Saturday, March 08, 2008

Tilting at Windmills

Windmills are a favorite of the granola and birkenstock posse, but they are really a sort of stupid idea except as a tertiary, supplemental form of power. Sometimes, the wind doesn't blow. Sometimes, it blows too much:

Am I the only one creeped out by the BP ads, where some idiot man- or woman-in-the-street gives their half-assed opinion about where we ought to get power? Some yutz talks about how great solar power is. It is also a good supplemental supply, but right now, solar's contribution to powering the world is best measured in parts-per-million.

I recognize that oil is a finite resource (though it is routinely underestimated), but I also know that the solution isn't some goddammed oil company feeding off subsidies while they pretend to create the next energy source. And it sure as hell isn't like they are really listening to some yokel in his porch swing opine about energy economics. Beyond Petroleum, my ass. The sunshine these bastards are trying to pump up our skirts isn't going to drive a solar grid.

I don't like being patronized. Just pump the oil out of the fucking ground, BP. Soon enough, the forces of supply and demand will knock you off your high horse unless we are bamboozled into giving you even more tax money to keep us under your thumb.

Tuesday, March 04, 2008

Home Sweet Home

I've been following election returns tonight. I don't really care about the outcome as much as I enjoy the spectacle. It's like some sort of extremely perverted sport.

While checking the news items, I came across this photo of Earth and its moon, taken from the Mars Reconnaissance Orbiter back in October of last year.

If you look really closely, you can see Hillary, Obama, and McCain gathering lawyers in to corrals for the election this fall.

Actually, it is comforting to see how all our political chicanery is invisible from an interplanetary perspective.

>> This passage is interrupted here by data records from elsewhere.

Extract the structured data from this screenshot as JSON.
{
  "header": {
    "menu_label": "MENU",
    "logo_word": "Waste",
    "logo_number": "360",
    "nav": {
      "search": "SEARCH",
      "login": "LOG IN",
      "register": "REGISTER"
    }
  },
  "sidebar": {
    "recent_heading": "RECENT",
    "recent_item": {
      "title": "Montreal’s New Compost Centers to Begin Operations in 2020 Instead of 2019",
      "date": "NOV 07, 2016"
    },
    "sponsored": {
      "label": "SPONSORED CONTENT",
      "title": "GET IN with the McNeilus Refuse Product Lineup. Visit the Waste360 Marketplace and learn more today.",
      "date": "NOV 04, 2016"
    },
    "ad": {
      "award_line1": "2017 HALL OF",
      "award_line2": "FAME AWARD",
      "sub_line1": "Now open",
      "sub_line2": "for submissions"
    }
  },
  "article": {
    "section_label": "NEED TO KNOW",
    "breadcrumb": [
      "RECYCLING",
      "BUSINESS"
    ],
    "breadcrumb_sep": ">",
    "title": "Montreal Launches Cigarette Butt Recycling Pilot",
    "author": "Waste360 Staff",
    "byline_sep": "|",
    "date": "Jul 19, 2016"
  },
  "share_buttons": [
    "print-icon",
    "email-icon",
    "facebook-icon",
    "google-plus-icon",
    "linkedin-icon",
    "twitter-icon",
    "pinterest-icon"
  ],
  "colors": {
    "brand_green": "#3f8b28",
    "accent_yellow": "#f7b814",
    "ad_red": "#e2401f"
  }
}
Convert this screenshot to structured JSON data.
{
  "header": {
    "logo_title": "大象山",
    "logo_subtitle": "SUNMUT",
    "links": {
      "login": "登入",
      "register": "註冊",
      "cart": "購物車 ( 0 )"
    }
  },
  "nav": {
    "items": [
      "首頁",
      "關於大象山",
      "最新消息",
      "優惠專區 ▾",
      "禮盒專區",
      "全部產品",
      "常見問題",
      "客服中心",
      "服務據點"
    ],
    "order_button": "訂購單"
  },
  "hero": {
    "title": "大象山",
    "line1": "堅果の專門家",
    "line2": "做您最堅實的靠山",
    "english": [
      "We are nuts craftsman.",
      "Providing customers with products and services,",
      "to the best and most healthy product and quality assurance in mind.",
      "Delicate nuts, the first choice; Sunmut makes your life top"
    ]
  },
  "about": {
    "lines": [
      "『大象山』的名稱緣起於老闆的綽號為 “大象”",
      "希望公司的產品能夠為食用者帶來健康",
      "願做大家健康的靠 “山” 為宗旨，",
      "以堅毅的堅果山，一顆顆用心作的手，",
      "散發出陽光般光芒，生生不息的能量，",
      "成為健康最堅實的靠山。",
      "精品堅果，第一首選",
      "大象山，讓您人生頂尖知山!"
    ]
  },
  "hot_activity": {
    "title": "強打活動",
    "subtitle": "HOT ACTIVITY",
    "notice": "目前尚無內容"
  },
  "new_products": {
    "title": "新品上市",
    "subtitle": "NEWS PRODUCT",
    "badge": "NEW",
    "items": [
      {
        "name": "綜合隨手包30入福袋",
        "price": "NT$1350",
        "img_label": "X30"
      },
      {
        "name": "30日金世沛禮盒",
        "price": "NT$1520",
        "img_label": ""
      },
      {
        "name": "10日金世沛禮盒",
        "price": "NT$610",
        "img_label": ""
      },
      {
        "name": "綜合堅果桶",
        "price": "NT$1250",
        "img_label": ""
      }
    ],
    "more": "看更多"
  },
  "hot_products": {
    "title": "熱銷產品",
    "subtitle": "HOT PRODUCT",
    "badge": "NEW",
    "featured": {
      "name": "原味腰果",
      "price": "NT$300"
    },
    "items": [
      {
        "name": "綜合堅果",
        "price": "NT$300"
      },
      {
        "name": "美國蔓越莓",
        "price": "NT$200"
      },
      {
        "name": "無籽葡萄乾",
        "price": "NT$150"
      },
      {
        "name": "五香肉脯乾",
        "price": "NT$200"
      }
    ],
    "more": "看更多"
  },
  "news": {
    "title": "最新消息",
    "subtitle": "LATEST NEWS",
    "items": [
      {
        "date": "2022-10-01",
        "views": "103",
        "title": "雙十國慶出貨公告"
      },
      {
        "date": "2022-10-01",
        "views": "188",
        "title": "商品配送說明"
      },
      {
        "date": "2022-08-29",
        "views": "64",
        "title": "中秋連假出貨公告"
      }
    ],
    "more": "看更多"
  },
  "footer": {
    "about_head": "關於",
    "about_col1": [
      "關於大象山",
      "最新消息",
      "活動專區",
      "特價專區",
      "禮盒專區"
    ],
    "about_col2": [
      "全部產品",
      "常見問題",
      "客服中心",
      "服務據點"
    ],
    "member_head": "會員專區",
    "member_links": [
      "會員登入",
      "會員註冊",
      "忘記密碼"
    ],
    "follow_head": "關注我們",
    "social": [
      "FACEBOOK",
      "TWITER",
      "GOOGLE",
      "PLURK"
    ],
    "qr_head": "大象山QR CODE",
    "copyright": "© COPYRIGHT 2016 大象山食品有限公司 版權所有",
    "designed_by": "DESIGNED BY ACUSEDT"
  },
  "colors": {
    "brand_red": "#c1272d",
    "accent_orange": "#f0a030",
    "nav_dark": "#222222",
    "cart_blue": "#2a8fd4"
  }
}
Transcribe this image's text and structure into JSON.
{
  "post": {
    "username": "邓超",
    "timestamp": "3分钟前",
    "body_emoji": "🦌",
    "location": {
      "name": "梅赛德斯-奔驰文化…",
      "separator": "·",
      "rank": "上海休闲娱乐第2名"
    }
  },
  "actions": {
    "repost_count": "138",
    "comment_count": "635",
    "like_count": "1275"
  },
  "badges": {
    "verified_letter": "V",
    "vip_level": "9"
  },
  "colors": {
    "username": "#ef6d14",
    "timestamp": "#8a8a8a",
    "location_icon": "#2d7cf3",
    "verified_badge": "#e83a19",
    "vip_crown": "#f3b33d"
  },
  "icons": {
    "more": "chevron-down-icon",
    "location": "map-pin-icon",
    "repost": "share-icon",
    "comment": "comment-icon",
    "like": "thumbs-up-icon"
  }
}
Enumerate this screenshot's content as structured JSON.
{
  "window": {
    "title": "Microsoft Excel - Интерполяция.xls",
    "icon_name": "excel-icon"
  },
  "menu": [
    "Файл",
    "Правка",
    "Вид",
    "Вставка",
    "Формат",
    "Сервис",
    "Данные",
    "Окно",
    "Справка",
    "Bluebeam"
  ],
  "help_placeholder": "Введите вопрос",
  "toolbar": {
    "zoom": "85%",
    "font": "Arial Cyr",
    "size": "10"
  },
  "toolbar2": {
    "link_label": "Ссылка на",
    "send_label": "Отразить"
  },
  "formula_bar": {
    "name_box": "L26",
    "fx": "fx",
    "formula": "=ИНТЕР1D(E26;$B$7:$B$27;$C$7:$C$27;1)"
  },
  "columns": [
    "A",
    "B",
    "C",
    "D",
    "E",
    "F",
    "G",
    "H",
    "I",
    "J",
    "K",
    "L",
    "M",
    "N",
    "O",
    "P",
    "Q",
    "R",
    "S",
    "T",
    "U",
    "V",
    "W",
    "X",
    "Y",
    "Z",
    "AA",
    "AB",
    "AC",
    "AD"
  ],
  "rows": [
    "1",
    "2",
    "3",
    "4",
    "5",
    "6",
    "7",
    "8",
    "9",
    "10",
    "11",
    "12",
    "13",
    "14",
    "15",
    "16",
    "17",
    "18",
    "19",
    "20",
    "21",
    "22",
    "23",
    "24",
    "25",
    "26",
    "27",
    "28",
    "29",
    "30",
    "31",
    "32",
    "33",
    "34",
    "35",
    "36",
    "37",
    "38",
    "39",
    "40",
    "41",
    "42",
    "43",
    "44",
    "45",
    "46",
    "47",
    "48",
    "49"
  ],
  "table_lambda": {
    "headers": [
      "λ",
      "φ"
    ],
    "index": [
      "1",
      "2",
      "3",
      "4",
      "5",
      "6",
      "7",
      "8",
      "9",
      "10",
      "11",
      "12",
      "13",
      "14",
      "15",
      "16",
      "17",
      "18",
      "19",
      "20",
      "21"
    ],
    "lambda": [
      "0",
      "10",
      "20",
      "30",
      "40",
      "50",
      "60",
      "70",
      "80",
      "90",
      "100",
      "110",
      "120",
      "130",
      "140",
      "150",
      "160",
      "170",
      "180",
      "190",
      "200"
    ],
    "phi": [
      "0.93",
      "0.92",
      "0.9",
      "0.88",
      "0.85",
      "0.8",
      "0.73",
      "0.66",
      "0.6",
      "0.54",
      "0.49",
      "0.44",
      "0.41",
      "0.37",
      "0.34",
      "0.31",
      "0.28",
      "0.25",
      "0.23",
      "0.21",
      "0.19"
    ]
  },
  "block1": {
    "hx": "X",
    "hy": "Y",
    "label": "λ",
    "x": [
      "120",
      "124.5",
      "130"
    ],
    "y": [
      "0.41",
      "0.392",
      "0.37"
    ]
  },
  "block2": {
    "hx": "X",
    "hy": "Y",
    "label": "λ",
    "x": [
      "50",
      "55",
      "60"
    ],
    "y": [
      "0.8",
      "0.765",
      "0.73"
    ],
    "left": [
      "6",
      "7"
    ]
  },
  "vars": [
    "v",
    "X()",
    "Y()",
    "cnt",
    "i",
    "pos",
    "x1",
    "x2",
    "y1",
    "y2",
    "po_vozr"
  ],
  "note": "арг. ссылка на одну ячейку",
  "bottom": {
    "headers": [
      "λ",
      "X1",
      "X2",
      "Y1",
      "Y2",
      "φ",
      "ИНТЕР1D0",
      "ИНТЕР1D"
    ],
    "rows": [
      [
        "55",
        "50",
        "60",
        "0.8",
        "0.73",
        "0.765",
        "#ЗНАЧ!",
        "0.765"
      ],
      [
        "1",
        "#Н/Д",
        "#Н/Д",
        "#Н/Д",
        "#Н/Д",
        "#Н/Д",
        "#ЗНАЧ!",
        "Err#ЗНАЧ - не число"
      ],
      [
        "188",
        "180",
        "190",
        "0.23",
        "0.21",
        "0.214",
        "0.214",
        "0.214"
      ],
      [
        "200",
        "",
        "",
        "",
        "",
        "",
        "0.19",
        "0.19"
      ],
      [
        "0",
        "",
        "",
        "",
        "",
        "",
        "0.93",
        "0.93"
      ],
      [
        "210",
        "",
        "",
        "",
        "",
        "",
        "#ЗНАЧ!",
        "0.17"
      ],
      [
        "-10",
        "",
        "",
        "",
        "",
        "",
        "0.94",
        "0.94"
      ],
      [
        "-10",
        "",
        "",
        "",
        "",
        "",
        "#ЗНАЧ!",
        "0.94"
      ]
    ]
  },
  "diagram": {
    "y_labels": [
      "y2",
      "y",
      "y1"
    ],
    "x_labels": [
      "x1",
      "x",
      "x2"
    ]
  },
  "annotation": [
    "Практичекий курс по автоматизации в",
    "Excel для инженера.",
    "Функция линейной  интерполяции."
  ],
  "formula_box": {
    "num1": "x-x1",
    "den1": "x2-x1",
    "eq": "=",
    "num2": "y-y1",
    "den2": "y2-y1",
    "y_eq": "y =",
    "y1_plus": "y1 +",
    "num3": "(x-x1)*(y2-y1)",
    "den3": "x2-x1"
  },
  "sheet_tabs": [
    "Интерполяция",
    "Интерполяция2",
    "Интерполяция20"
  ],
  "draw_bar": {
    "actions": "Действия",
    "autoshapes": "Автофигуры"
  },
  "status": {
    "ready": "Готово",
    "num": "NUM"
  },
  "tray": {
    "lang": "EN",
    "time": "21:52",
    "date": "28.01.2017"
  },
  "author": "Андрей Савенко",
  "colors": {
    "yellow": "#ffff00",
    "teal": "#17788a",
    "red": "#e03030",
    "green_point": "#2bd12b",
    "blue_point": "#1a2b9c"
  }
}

A thousand years from now, people won't remember Barak Obama, or Hillary Clinton, or John McCain, unless you count ancient history scholars. But they will remember that this was the age when we left Earth to visit the moon and planets. Whether they look back on this as a golden age, or hopelessly primitive, I'll never know. But assuming both humanity and history still exists, this will be noted as the time when we first looked on the face of other worlds, and on our own from that perspective.

When people sneer at the accomplishments of the space program, and stomp their feet and demand that the resources would be better spent here on Earth, I take a great deal of unholy pleasure in thinking that I don't know the names of any of the critics of Galileo, or Columbus, or the Wright Brothers. None. I suspect the verdict of history will be similar for the small minds that insist that we stay here, where we 'belong', and forgo exploration to hew to whatever doctrine they count as important.

Monday, March 03, 2008


more confident
Originally uploaded by sciencedave

This is Frank, also called Frankie. Short for Francis. I was sort of hoping to name him Brak, but was overruled.

He is our fourth and (oh please, God) our last cat for a while. He is very relaxed. Our tabby wanted to push him around the first few days, but he finally took up for himself, and everything is now fine. Lucy (the tabby) will hiss at him once in a while, but he's a good bit bigger than she is, and now that he has shown that he will defend himself, it's all bluster on her part.

As a scientist, I am drawn to cats because they are very complex and intelligent, but unlike dogs, they haven't been molded to do our will. They do what they do with minimal perturbation caused by any expectations we humans have for them. I admire that.